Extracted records
>>>
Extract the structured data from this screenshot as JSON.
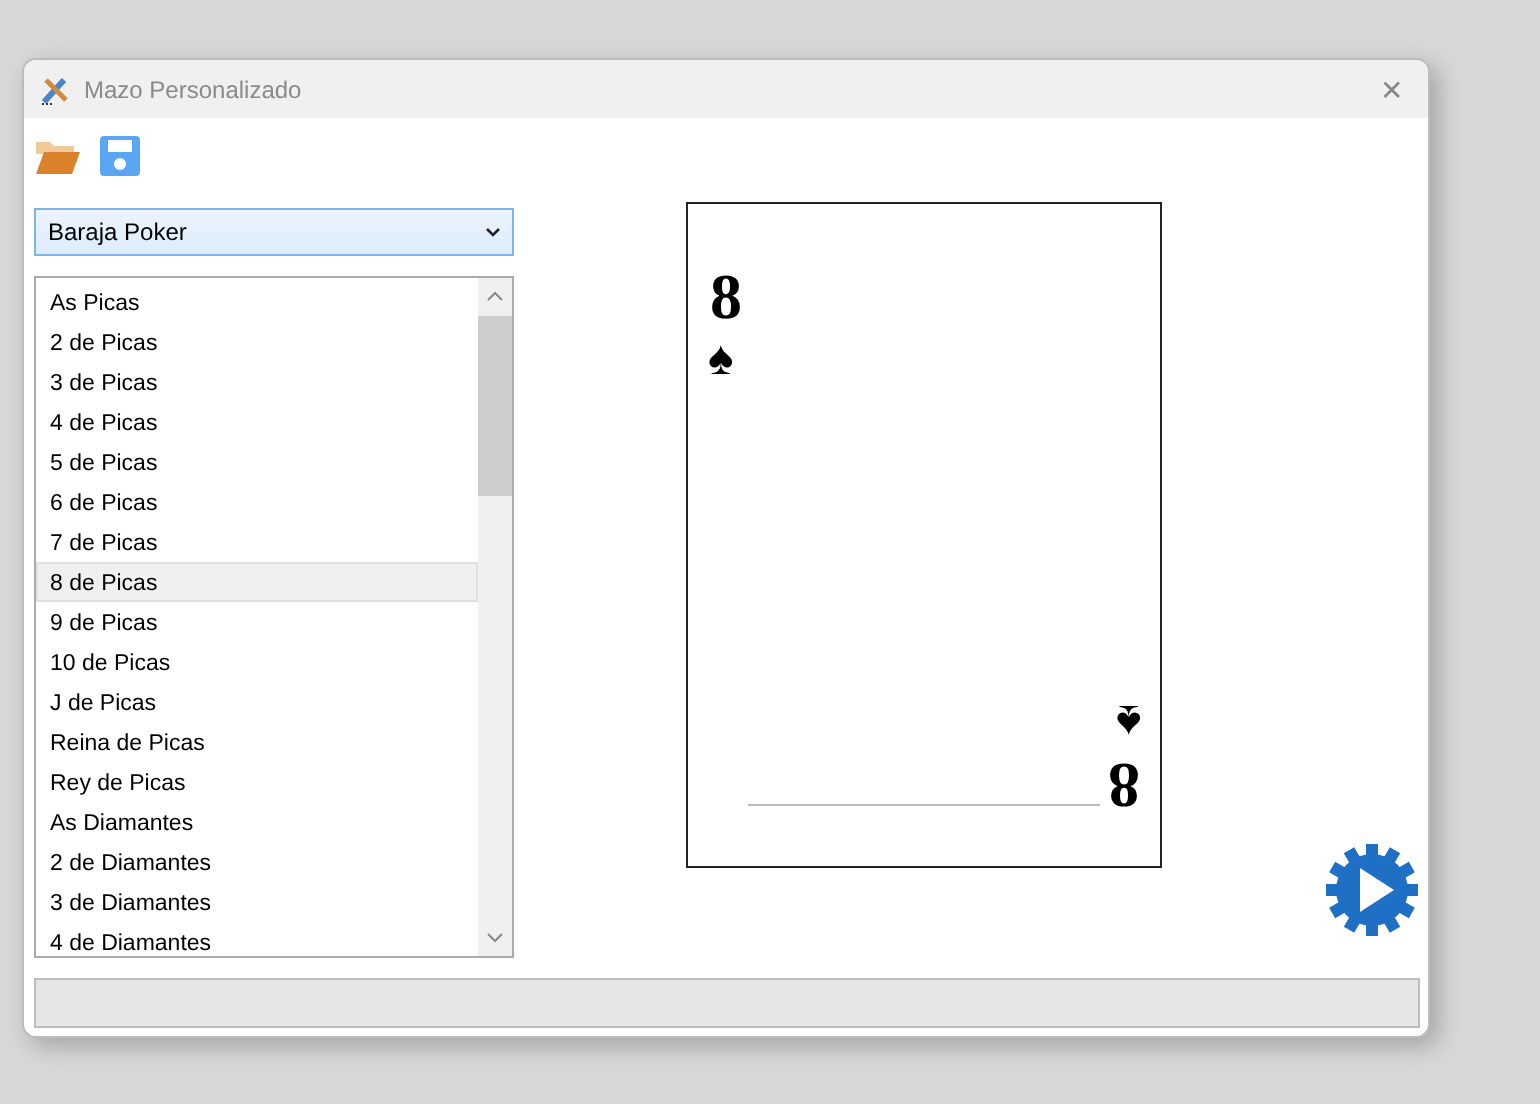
{
  "window": {
    "title": "Mazo Personalizado",
    "close": "✕"
  },
  "deck_select": {
    "value": "Baraja Poker"
  },
  "cards": [
    {
      "label": "As Picas",
      "selected": false
    },
    {
      "label": "2 de Picas",
      "selected": false
    },
    {
      "label": "3 de Picas",
      "selected": false
    },
    {
      "label": "4 de Picas",
      "selected": false
    },
    {
      "label": "5 de Picas",
      "selected": false
    },
    {
      "label": "6 de Picas",
      "selected": false
    },
    {
      "label": "7 de Picas",
      "selected": false
    },
    {
      "label": "8 de Picas",
      "selected": true
    },
    {
      "label": "9 de Picas",
      "selected": false
    },
    {
      "label": "10 de Picas",
      "selected": false
    },
    {
      "label": "J de Picas",
      "selected": false
    },
    {
      "label": "Reina de Picas",
      "selected": false
    },
    {
      "label": "Rey de Picas",
      "selected": false
    },
    {
      "label": "As Diamantes",
      "selected": false
    },
    {
      "label": "2 de Diamantes",
      "selected": false
    },
    {
      "label": "3 de Diamantes",
      "selected": false
    },
    {
      "label": "4 de Diamantes",
      "selected": false
    }
  ],
  "preview": {
    "top_corner": {
      "rank": "8",
      "suit": "♠"
    },
    "bottom_corner": {
      "rank": "8",
      "suit": "♠"
    }
  }
}
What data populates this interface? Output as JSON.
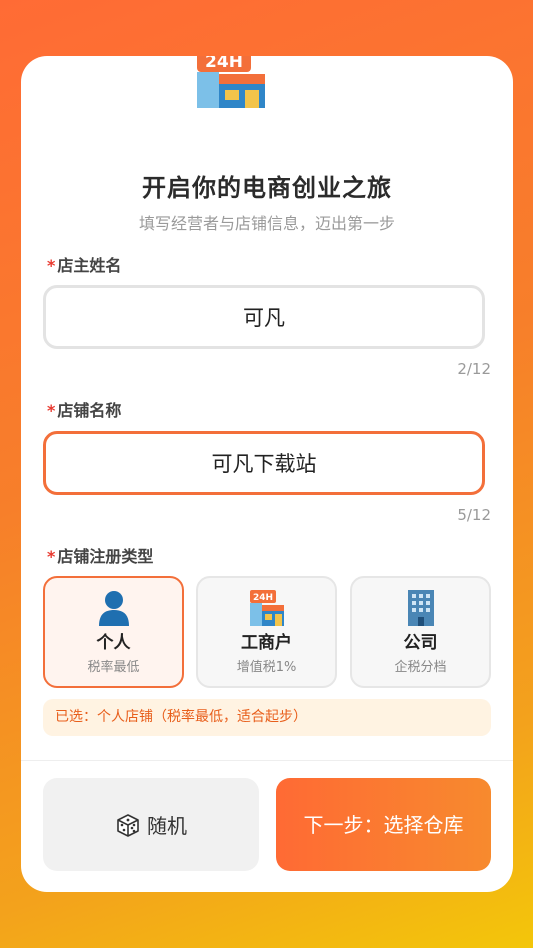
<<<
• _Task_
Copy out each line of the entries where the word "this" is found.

• _Result below_
Extract the structured data from this screenshot as JSON.
What data populates this interface? Output as JSON.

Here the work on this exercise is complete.